Now, just four weeks before the end of the legislative session, it looks like we may have been suckered by another empty election year promise. Just two weeks ago, the Florida gubernatorial primary vote was marred by inaccurate vote counts and poor communication at polling places despite a $32 million overhaul since 2000; the state is now asking for more money to upgrade again before the November elections.
Two years ago, election reform legislation was on the fast track. In the weeks and months following the 2000 Florida debacle, Congress was spurred by public outrage, and members took to the floor of the House and Senate and whisked two bills through the chambers, each promising clearer voting procedures, more qualified poll workers, better vote recording mechanisms. Today, the House and Senate versions sit stalled in conference committee, where Democrats and Republicans bicker over relatively minor points.

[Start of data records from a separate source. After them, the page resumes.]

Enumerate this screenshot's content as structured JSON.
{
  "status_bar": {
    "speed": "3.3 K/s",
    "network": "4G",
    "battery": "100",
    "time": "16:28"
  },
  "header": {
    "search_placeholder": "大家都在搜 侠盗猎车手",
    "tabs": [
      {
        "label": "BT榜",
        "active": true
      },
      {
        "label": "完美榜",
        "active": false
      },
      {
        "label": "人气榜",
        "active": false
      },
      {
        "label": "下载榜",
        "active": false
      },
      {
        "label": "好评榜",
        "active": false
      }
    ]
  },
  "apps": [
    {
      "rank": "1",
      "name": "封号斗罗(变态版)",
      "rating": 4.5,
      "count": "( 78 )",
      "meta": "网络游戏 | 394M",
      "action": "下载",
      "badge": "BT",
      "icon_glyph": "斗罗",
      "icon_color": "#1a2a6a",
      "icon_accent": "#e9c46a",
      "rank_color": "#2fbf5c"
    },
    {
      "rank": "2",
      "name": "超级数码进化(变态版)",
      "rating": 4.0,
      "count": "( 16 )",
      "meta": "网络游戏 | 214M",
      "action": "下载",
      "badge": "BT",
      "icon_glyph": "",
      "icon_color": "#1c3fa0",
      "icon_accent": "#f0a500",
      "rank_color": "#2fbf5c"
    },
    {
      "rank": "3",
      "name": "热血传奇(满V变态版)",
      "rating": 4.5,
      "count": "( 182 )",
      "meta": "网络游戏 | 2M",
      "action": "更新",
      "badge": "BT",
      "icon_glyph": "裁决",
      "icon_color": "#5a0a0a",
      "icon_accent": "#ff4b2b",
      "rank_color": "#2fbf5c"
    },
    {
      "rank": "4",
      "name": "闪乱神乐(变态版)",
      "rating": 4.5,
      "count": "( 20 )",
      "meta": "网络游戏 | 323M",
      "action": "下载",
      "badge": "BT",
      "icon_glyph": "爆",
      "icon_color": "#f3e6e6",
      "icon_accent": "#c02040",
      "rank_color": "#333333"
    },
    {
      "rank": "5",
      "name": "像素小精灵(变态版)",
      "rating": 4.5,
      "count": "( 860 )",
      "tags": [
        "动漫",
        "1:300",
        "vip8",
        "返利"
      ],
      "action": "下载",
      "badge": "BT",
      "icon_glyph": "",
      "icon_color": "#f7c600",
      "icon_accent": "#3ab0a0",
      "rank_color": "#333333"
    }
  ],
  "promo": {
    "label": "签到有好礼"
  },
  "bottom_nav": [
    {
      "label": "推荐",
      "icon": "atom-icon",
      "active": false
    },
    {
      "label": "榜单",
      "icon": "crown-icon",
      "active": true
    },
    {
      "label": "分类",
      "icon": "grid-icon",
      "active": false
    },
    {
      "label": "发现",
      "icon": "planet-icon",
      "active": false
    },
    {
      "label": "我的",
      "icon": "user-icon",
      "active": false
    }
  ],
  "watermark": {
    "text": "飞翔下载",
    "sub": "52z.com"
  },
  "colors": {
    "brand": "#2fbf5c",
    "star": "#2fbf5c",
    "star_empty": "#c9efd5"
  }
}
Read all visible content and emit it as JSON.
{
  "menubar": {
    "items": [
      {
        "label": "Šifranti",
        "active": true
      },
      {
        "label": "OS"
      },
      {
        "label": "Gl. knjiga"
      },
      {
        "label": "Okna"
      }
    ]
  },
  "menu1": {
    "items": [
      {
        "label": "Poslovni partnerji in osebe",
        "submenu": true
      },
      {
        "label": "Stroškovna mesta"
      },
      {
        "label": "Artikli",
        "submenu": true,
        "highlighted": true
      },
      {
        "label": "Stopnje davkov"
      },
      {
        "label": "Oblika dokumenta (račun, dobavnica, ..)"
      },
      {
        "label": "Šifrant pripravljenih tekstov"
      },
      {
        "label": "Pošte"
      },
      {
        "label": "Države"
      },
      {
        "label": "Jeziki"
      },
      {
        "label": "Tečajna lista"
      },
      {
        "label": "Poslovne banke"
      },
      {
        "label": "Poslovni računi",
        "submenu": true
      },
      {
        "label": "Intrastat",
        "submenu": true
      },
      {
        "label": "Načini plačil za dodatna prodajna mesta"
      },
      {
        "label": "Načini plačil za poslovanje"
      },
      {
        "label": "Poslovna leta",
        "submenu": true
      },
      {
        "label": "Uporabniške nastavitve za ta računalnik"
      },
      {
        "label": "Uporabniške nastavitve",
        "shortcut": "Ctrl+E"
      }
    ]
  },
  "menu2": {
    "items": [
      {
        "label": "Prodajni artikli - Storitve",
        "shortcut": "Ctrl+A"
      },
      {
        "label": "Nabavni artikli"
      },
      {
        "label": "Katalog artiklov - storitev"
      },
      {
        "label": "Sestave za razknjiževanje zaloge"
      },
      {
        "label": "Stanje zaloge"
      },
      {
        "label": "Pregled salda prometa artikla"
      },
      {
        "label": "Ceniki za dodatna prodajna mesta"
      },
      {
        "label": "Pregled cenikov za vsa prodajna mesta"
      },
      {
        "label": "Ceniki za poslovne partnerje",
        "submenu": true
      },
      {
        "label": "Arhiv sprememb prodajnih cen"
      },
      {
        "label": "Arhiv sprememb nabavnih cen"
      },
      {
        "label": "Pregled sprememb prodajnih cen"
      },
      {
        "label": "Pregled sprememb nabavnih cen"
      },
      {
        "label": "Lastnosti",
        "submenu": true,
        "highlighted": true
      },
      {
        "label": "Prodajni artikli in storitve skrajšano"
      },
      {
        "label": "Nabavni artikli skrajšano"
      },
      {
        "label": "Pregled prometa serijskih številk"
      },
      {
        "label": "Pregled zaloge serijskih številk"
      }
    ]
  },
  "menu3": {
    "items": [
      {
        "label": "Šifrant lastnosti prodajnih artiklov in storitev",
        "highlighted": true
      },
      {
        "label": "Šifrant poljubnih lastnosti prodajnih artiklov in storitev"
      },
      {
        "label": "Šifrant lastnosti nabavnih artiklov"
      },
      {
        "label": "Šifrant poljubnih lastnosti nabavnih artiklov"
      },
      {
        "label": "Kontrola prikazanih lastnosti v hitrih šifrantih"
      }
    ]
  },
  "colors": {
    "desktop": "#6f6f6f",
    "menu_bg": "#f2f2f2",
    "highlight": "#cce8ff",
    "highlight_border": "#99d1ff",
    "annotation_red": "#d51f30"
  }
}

"We're very close on the election reform action; it would be a shame if they didn't pass it on time because the differences are so slight," says James Thurber, professor of government and director of the Center for Congressional and Presidential studies at American University. A few points of conflict: Democrats want protections for disabled voters who may be excluded from non-accessible polling places. Republicans are more concerned with cutting down on voter fraud, pushing for new voter-identification requirements and stricter guidelines for mail-in registration.
Unfortunately for voters, even those relatively insignificant differences may be too much for this overloaded Congress to overcome. Since 9/11, congressional attention, like everyone else's, has snapped away from domestic policy and toward the war on terror. There are domestic issues on the table, says Thurber, but they are evergreen, high profile bills, like Medicare reform and bankruptcy protection measures. Issues, in other words, that directly affect this administration, says Susan Tolchin, professor of public policy and an expert on elections at George Mason University. "This is not an issue that has hurt Republicans so far," says Tolchin. "Look at what happened in Florida last week the White House couldn't care less which Democrat runs against Jeb Bush. So there's no reason for the President to get involved. He didn't campaign on this issue, and it's simply not a priority for him."
The thorny mess of election reform, ironically, seems to inflame voters less than questions of personal health or economic security. "If election reform doesn't pass in time to affect 2004," says Tolchin, "the vast majority of the public will just scratch their heads and move on. There's just no critical mass pushing for election reform."
Perhaps that's because most voters don't know the breadth of the system's failure. According to a study by the Massachusetts Institute of Technology, between four and six million votes were lost on November 7, 2000, out of roughly 100 million cast. Many belonged to Florida voters, but people in other states, including Georgia, Illinois, Idaho and New York were also cheated out of representation. Most of the lost votes, according to researchers, are attributable to broken voting machines, poorly informed polling place volunteers and denial of access to polls.
Federal lawmakers can't seem to make anything happen, so why don't the states step up to the plate? They're trying, in states like Maryland, Georgia and the beleaguered Florida, implementing changes piecemeal, but they simply don't have the funding for the sweeping overhaul most voting experts agree is necessary. Only a federal bill can give them what they need.
Last week's gubernatorial fiasco in Florida may have been a blessing in disguise for proponents of election reform. The state's latest voting glitches, which left the results of the Democratic primary for governor up in the air for days, refocused lawmakers and the public on the system's inherent problems and the dire need for corrections and an influx of cash.
"What we saw in Florida during the gubernatorial primary puts more pressure on Congress to act," says Thurber.
Even in the worst-case scenario, there is a glimmer of hope, adds Thurber. If Congress doesn't move in time to approve legislation before heading home in October, they could return after the November elections for a somewhat unusual lame-duck session, bringing back all current members of Congress, including those just ousted, for a last stab at passing the bill.